***** The input

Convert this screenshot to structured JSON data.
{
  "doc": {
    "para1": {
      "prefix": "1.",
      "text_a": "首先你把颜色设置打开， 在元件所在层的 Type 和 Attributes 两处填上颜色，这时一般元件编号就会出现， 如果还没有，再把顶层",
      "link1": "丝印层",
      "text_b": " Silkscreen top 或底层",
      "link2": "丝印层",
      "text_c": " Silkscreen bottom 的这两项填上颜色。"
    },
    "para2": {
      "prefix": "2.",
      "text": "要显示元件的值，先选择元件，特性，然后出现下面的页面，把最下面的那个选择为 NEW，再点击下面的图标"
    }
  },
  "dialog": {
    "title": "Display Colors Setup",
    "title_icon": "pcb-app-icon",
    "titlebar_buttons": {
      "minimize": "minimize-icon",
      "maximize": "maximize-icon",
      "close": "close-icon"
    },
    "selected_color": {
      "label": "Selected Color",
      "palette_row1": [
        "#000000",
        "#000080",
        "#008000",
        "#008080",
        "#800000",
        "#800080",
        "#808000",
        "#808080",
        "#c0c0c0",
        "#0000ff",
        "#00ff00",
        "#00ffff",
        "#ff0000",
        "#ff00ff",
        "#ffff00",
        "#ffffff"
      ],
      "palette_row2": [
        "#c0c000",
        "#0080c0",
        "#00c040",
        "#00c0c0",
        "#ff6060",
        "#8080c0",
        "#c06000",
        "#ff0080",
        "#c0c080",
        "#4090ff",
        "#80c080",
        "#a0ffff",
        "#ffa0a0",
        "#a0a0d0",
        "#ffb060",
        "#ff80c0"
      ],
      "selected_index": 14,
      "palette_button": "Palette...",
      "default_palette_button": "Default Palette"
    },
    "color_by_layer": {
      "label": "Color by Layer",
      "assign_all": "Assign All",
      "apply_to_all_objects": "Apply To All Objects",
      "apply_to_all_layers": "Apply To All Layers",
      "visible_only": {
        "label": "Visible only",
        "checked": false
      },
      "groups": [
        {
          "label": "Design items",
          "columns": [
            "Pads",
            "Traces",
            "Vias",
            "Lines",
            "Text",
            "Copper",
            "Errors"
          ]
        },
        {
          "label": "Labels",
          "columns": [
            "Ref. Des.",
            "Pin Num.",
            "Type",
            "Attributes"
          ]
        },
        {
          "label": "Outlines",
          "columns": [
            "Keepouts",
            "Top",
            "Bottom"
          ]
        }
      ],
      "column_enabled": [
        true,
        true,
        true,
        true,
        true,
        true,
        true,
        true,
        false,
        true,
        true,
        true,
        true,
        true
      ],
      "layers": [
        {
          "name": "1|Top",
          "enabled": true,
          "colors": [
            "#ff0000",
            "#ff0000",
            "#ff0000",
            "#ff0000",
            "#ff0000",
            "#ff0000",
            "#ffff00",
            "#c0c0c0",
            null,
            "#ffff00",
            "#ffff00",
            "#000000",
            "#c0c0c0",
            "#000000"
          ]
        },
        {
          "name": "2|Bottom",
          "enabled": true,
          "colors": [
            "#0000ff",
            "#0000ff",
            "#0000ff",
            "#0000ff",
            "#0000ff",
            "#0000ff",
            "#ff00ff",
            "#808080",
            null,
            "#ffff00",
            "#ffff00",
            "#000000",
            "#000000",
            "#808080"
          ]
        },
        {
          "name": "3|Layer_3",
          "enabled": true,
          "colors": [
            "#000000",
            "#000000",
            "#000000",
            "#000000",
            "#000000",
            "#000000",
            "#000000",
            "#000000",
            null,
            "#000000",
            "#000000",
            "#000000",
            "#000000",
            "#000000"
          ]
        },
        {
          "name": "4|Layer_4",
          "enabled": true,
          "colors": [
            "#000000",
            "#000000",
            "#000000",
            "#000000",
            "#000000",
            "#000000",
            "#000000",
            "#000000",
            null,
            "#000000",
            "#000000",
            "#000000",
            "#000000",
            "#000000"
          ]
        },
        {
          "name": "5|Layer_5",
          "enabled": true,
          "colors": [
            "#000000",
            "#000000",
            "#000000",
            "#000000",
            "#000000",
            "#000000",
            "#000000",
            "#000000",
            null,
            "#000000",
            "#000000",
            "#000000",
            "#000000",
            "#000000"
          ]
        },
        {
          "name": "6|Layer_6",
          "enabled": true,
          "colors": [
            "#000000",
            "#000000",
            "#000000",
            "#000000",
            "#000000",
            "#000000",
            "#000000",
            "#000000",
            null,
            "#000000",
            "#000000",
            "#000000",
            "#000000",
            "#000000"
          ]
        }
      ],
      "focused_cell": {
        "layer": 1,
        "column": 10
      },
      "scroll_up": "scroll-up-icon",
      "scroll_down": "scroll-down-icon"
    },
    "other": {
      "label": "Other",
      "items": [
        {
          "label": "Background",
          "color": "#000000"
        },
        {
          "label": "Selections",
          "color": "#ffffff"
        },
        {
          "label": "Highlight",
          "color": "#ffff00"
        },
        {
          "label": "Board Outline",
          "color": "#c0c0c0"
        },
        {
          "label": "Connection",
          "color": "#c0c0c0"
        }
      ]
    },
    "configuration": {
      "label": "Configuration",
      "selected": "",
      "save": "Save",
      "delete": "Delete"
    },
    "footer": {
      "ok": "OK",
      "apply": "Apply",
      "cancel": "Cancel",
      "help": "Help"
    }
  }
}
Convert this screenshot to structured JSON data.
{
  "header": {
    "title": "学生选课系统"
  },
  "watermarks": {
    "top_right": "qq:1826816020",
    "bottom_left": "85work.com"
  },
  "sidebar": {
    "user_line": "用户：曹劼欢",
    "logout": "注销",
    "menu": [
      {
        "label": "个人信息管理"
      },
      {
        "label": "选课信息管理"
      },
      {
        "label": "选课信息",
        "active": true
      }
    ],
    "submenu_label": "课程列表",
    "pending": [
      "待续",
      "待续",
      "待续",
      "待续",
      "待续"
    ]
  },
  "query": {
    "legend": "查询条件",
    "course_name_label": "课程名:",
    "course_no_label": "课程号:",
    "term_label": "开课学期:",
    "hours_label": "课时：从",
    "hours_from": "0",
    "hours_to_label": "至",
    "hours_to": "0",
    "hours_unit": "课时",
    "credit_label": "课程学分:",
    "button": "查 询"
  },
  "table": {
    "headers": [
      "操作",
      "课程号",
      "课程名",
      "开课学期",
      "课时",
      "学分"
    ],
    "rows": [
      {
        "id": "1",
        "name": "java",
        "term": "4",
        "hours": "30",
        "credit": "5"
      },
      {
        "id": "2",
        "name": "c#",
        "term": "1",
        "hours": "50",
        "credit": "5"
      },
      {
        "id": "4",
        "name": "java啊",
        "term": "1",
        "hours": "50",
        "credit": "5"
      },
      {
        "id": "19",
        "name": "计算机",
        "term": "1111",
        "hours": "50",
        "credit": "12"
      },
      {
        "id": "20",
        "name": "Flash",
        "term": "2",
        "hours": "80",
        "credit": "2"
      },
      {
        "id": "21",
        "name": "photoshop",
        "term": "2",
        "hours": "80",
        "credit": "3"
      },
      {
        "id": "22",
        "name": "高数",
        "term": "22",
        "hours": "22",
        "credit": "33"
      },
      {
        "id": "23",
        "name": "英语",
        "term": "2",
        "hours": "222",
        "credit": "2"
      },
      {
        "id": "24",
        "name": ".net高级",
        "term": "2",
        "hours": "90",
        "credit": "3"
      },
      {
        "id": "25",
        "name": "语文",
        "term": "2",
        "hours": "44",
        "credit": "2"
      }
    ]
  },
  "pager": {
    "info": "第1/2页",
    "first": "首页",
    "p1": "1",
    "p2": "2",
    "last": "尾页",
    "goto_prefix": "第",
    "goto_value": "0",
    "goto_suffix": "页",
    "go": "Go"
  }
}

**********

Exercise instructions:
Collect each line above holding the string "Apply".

Written reply:
      "apply_to_all_objects": "Apply To All Objects",
      "apply_to_all_layers": "Apply To All Layers",
      "apply": "Apply",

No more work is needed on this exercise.